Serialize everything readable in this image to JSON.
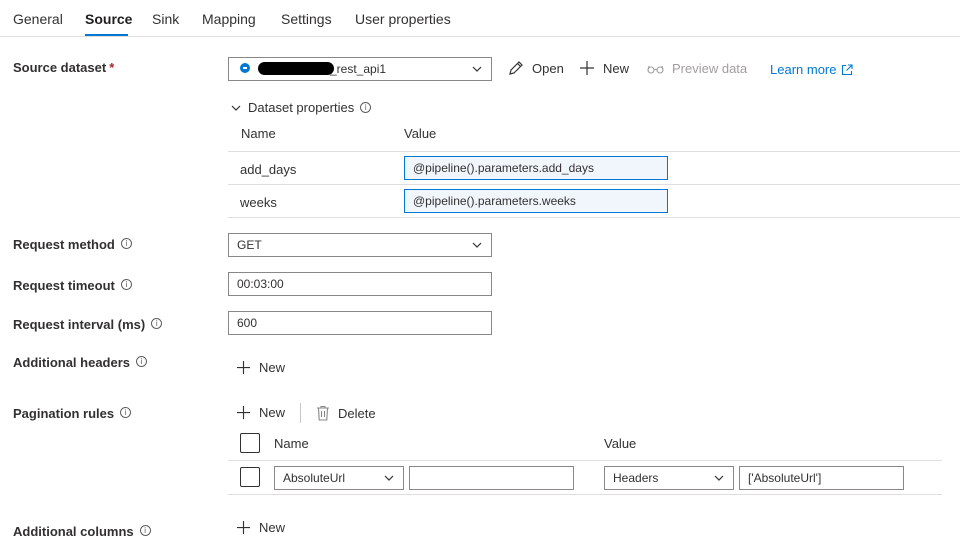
{
  "tabs": [
    {
      "label": "General"
    },
    {
      "label": "Source"
    },
    {
      "label": "Sink"
    },
    {
      "label": "Mapping"
    },
    {
      "label": "Settings"
    },
    {
      "label": "User properties"
    }
  ],
  "active_tab": "Source",
  "source_dataset": {
    "label": "Source dataset",
    "required_mark": "*",
    "value_suffix": "_rest_api1",
    "open_label": "Open",
    "new_label": "New",
    "preview_label": "Preview data",
    "learn_more_label": "Learn more"
  },
  "dataset_properties": {
    "title": "Dataset properties",
    "col_name": "Name",
    "col_value": "Value",
    "rows": [
      {
        "name": "add_days",
        "value": "@pipeline().parameters.add_days"
      },
      {
        "name": "weeks",
        "value": "@pipeline().parameters.weeks"
      }
    ]
  },
  "request_method": {
    "label": "Request method",
    "value": "GET"
  },
  "request_timeout": {
    "label": "Request timeout",
    "value": "00:03:00"
  },
  "request_interval": {
    "label": "Request interval (ms)",
    "value": "600"
  },
  "additional_headers": {
    "label": "Additional headers",
    "new_label": "New"
  },
  "pagination_rules": {
    "label": "Pagination rules",
    "new_label": "New",
    "delete_label": "Delete",
    "col_name": "Name",
    "col_value": "Value",
    "row": {
      "name_select": "AbsoluteUrl",
      "name_input": "",
      "value_select": "Headers",
      "value_input": "['AbsoluteUrl']"
    }
  },
  "additional_columns": {
    "label": "Additional columns",
    "new_label": "New"
  },
  "info_glyph": "i",
  "colors": {
    "accent": "#0078d4",
    "text": "#323130",
    "disabled": "#a19f9d",
    "required": "#a4262c"
  }
}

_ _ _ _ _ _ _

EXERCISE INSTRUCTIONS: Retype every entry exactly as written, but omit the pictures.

ANSWER TO THE EXERCISE:
Serialize everything readable in this image to JSON.
{
  "tabs": [
    {
      "label": "General"
    },
    {
      "label": "Source"
    },
    {
      "label": "Sink"
    },
    {
      "label": "Mapping"
    },
    {
      "label": "Settings"
    },
    {
      "label": "User properties"
    }
  ],
  "active_tab": "Source",
  "source_dataset": {
    "label": "Source dataset",
    "required_mark": "*",
    "value_suffix": "_rest_api1",
    "open_label": "Open",
    "new_label": "New",
    "preview_label": "Preview data",
    "learn_more_label": "Learn more"
  },
  "dataset_properties": {
    "title": "Dataset properties",
    "col_name": "Name",
    "col_value": "Value",
    "rows": [
      {
        "name": "add_days",
        "value": "@pipeline().parameters.add_days"
      },
      {
        "name": "weeks",
        "value": "@pipeline().parameters.weeks"
      }
    ]
  },
  "request_method": {
    "label": "Request method",
    "value": "GET"
  },
  "request_timeout": {
    "label": "Request timeout",
    "value": "00:03:00"
  },
  "request_interval": {
    "label": "Request interval (ms)",
    "value": "600"
  },
  "additional_headers": {
    "label": "Additional headers",
    "new_label": "New"
  },
  "pagination_rules": {
    "label": "Pagination rules",
    "new_label": "New",
    "delete_label": "Delete",
    "col_name": "Name",
    "col_value": "Value",
    "row": {
      "name_select": "AbsoluteUrl",
      "name_input": "",
      "value_select": "Headers",
      "value_input": "['AbsoluteUrl']"
    }
  },
  "additional_columns": {
    "label": "Additional columns",
    "new_label": "New"
  },
  "info_glyph": "i",
  "colors": {
    "accent": "#0078d4",
    "text": "#323130",
    "disabled": "#a19f9d",
    "required": "#a4262c"
  }
}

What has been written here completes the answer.